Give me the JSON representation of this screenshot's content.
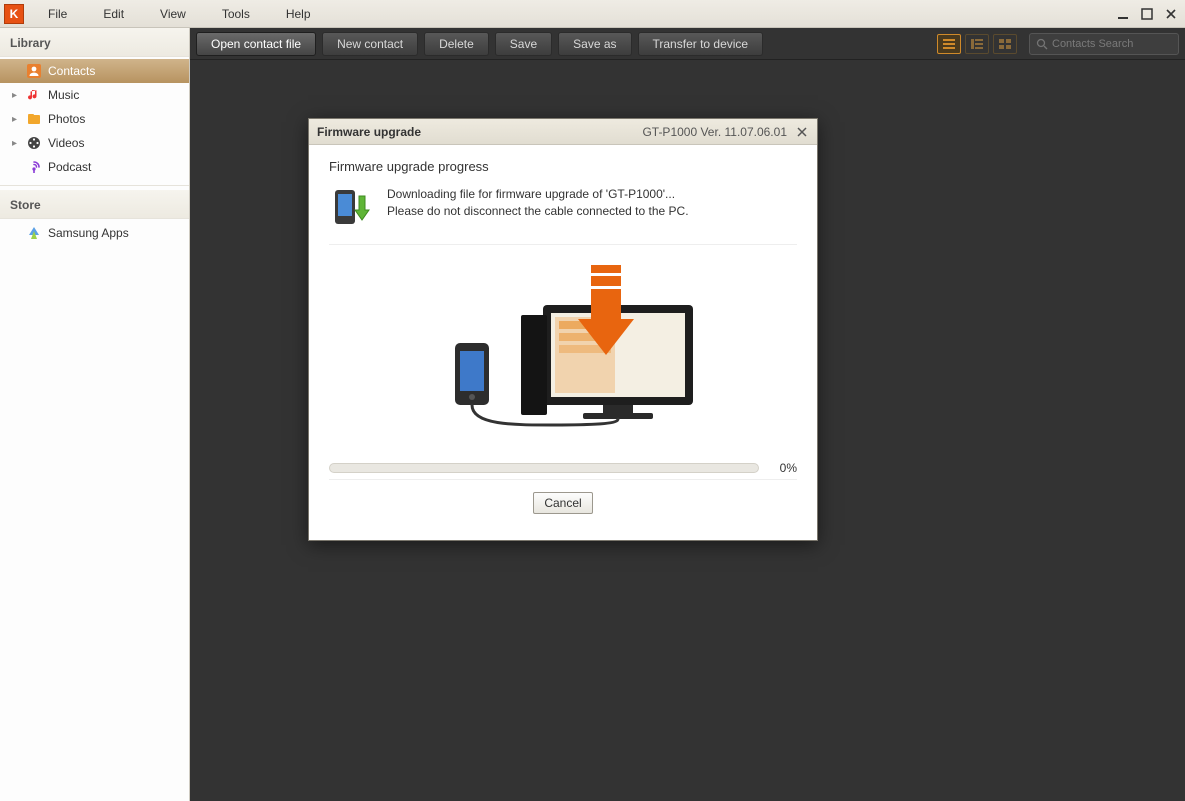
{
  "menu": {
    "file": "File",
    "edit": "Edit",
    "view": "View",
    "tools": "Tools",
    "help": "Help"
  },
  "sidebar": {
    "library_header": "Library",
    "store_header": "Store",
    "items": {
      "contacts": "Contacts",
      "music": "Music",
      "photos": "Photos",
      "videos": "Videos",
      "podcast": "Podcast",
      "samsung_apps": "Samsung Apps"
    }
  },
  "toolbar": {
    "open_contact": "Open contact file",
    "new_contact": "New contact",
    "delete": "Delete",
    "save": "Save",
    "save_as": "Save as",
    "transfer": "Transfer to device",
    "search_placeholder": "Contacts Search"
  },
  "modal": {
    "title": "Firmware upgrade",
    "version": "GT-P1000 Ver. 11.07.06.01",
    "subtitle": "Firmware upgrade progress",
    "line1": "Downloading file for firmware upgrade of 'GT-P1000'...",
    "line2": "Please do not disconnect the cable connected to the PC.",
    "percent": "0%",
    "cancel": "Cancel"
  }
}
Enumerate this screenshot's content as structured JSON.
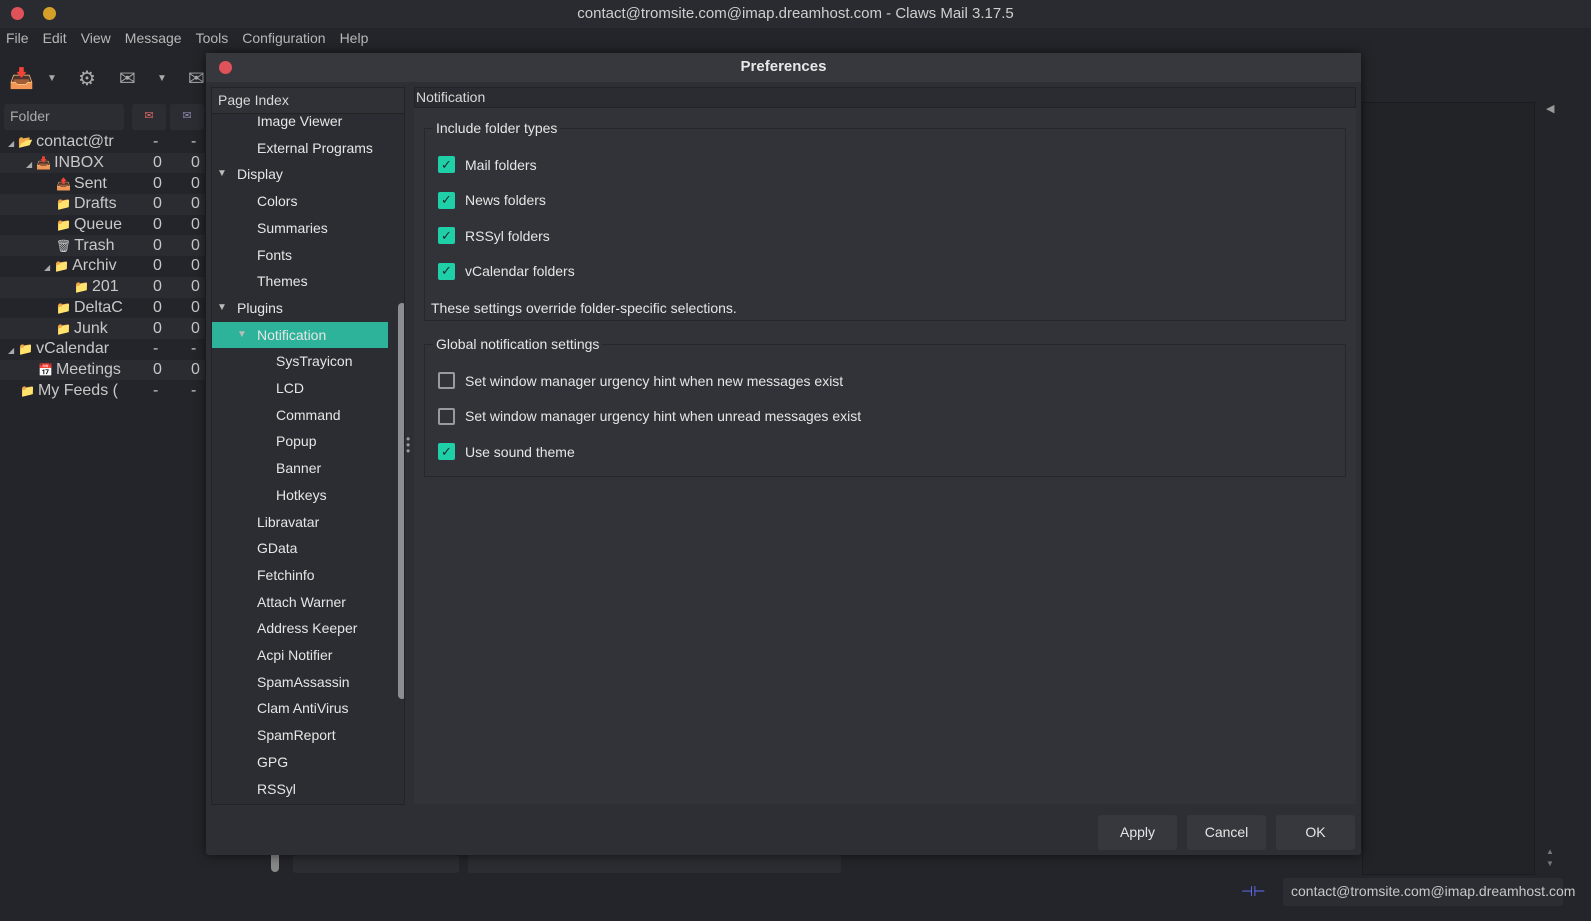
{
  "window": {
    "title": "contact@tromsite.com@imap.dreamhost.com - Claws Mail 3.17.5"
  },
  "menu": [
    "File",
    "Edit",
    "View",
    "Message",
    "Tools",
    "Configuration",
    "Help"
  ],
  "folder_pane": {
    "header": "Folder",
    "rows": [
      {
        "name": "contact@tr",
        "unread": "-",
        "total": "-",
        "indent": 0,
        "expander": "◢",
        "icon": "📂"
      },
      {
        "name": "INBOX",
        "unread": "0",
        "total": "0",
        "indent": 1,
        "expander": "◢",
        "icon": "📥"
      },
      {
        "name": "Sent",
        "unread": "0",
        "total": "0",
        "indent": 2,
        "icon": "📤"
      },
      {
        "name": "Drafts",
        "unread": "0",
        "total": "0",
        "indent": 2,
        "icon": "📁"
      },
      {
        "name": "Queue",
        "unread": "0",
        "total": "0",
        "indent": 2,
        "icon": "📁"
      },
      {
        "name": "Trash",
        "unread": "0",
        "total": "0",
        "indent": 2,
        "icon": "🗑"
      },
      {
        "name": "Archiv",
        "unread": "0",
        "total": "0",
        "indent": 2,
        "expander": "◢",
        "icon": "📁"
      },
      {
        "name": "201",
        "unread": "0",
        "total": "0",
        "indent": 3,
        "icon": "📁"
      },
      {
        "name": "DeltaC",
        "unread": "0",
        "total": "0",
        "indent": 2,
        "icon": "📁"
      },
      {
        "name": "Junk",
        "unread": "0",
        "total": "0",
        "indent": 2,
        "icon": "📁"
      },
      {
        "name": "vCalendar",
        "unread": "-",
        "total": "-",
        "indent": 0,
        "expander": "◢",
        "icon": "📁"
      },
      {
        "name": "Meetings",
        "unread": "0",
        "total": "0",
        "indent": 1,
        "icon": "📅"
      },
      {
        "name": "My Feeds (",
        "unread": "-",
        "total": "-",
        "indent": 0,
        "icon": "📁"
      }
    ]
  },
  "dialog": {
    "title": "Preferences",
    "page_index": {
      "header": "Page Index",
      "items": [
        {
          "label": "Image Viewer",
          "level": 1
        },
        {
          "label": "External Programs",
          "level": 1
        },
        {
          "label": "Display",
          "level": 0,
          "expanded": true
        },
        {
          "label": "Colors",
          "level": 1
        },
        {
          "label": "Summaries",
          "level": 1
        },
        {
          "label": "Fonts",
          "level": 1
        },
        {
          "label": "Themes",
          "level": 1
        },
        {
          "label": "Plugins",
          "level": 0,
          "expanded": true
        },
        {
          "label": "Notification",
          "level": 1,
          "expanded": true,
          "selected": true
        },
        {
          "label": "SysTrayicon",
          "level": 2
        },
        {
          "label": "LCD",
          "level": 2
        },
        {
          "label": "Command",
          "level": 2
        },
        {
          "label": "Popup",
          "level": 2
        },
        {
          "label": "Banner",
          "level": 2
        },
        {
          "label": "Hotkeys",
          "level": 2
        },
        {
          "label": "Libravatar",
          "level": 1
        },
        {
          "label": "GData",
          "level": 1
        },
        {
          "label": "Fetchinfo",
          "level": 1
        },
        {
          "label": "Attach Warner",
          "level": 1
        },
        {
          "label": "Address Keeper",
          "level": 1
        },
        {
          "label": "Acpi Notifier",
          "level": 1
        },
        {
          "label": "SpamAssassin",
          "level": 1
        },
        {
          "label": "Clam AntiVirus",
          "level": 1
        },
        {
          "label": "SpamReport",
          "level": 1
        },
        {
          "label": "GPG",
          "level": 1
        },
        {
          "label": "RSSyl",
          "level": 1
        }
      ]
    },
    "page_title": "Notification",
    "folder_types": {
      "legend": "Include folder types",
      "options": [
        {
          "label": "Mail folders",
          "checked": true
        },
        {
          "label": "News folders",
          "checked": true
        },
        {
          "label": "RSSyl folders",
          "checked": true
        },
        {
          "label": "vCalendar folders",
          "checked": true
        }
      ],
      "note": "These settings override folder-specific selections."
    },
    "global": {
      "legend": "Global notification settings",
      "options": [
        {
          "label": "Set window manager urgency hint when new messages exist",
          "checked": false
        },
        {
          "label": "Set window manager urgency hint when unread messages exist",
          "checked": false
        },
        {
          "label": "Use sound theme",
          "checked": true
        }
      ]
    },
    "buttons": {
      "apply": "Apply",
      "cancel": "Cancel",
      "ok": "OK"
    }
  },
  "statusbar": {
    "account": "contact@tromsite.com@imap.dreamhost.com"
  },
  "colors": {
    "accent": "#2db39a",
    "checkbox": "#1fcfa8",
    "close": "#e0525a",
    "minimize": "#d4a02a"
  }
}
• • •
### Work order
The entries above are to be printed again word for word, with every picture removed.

### Answer space
Give me the JSON representation of this screenshot's content.
{
  "menu": {
    "file": "File",
    "edit": "Edit",
    "view": "View",
    "tools": "Tools",
    "help": "Help"
  },
  "sidebar": {
    "library_header": "Library",
    "store_header": "Store",
    "items": {
      "contacts": "Contacts",
      "music": "Music",
      "photos": "Photos",
      "videos": "Videos",
      "podcast": "Podcast",
      "samsung_apps": "Samsung Apps"
    }
  },
  "toolbar": {
    "open_contact": "Open contact file",
    "new_contact": "New contact",
    "delete": "Delete",
    "save": "Save",
    "save_as": "Save as",
    "transfer": "Transfer to device",
    "search_placeholder": "Contacts Search"
  },
  "modal": {
    "title": "Firmware upgrade",
    "version": "GT-P1000 Ver. 11.07.06.01",
    "subtitle": "Firmware upgrade progress",
    "line1": "Downloading file for firmware upgrade of 'GT-P1000'...",
    "line2": "Please do not disconnect the cable connected to the PC.",
    "percent": "0%",
    "cancel": "Cancel"
  }
}
Enumerate this screenshot's content as structured JSON.
{
  "window": {
    "title": "contact@tromsite.com@imap.dreamhost.com - Claws Mail 3.17.5"
  },
  "menu": [
    "File",
    "Edit",
    "View",
    "Message",
    "Tools",
    "Configuration",
    "Help"
  ],
  "folder_pane": {
    "header": "Folder",
    "rows": [
      {
        "name": "contact@tr",
        "unread": "-",
        "total": "-",
        "indent": 0,
        "expander": "◢",
        "icon": "📂"
      },
      {
        "name": "INBOX",
        "unread": "0",
        "total": "0",
        "indent": 1,
        "expander": "◢",
        "icon": "📥"
      },
      {
        "name": "Sent",
        "unread": "0",
        "total": "0",
        "indent": 2,
        "icon": "📤"
      },
      {
        "name": "Drafts",
        "unread": "0",
        "total": "0",
        "indent": 2,
        "icon": "📁"
      },
      {
        "name": "Queue",
        "unread": "0",
        "total": "0",
        "indent": 2,
        "icon": "📁"
      },
      {
        "name": "Trash",
        "unread": "0",
        "total": "0",
        "indent": 2,
        "icon": "🗑"
      },
      {
        "name": "Archiv",
        "unread": "0",
        "total": "0",
        "indent": 2,
        "expander": "◢",
        "icon": "📁"
      },
      {
        "name": "201",
        "unread": "0",
        "total": "0",
        "indent": 3,
        "icon": "📁"
      },
      {
        "name": "DeltaC",
        "unread": "0",
        "total": "0",
        "indent": 2,
        "icon": "📁"
      },
      {
        "name": "Junk",
        "unread": "0",
        "total": "0",
        "indent": 2,
        "icon": "📁"
      },
      {
        "name": "vCalendar",
        "unread": "-",
        "total": "-",
        "indent": 0,
        "expander": "◢",
        "icon": "📁"
      },
      {
        "name": "Meetings",
        "unread": "0",
        "total": "0",
        "indent": 1,
        "icon": "📅"
      },
      {
        "name": "My Feeds (",
        "unread": "-",
        "total": "-",
        "indent": 0,
        "icon": "📁"
      }
    ]
  },
  "dialog": {
    "title": "Preferences",
    "page_index": {
      "header": "Page Index",
      "items": [
        {
          "label": "Image Viewer",
          "level": 1
        },
        {
          "label": "External Programs",
          "level": 1
        },
        {
          "label": "Display",
          "level": 0,
          "expanded": true
        },
        {
          "label": "Colors",
          "level": 1
        },
        {
          "label": "Summaries",
          "level": 1
        },
        {
          "label": "Fonts",
          "level": 1
        },
        {
          "label": "Themes",
          "level": 1
        },
        {
          "label": "Plugins",
          "level": 0,
          "expanded": true
        },
        {
          "label": "Notification",
          "level": 1,
          "expanded": true,
          "selected": true
        },
        {
          "label": "SysTrayicon",
          "level": 2
        },
        {
          "label": "LCD",
          "level": 2
        },
        {
          "label": "Command",
          "level": 2
        },
        {
          "label": "Popup",
          "level": 2
        },
        {
          "label": "Banner",
          "level": 2
        },
        {
          "label": "Hotkeys",
          "level": 2
        },
        {
          "label": "Libravatar",
          "level": 1
        },
        {
          "label": "GData",
          "level": 1
        },
        {
          "label": "Fetchinfo",
          "level": 1
        },
        {
          "label": "Attach Warner",
          "level": 1
        },
        {
          "label": "Address Keeper",
          "level": 1
        },
        {
          "label": "Acpi Notifier",
          "level": 1
        },
        {
          "label": "SpamAssassin",
          "level": 1
        },
        {
          "label": "Clam AntiVirus",
          "level": 1
        },
        {
          "label": "SpamReport",
          "level": 1
        },
        {
          "label": "GPG",
          "level": 1
        },
        {
          "label": "RSSyl",
          "level": 1
        }
      ]
    },
    "page_title": "Notification",
    "folder_types": {
      "legend": "Include folder types",
      "options": [
        {
          "label": "Mail folders",
          "checked": true
        },
        {
          "label": "News folders",
          "checked": true
        },
        {
          "label": "RSSyl folders",
          "checked": true
        },
        {
          "label": "vCalendar folders",
          "checked": true
        }
      ],
      "note": "These settings override folder-specific selections."
    },
    "global": {
      "legend": "Global notification settings",
      "options": [
        {
          "label": "Set window manager urgency hint when new messages exist",
          "checked": false
        },
        {
          "label": "Set window manager urgency hint when unread messages exist",
          "checked": false
        },
        {
          "label": "Use sound theme",
          "checked": true
        }
      ]
    },
    "buttons": {
      "apply": "Apply",
      "cancel": "Cancel",
      "ok": "OK"
    }
  },
  "statusbar": {
    "account": "contact@tromsite.com@imap.dreamhost.com"
  },
  "colors": {
    "accent": "#2db39a",
    "checkbox": "#1fcfa8",
    "close": "#e0525a",
    "minimize": "#d4a02a"
  }
}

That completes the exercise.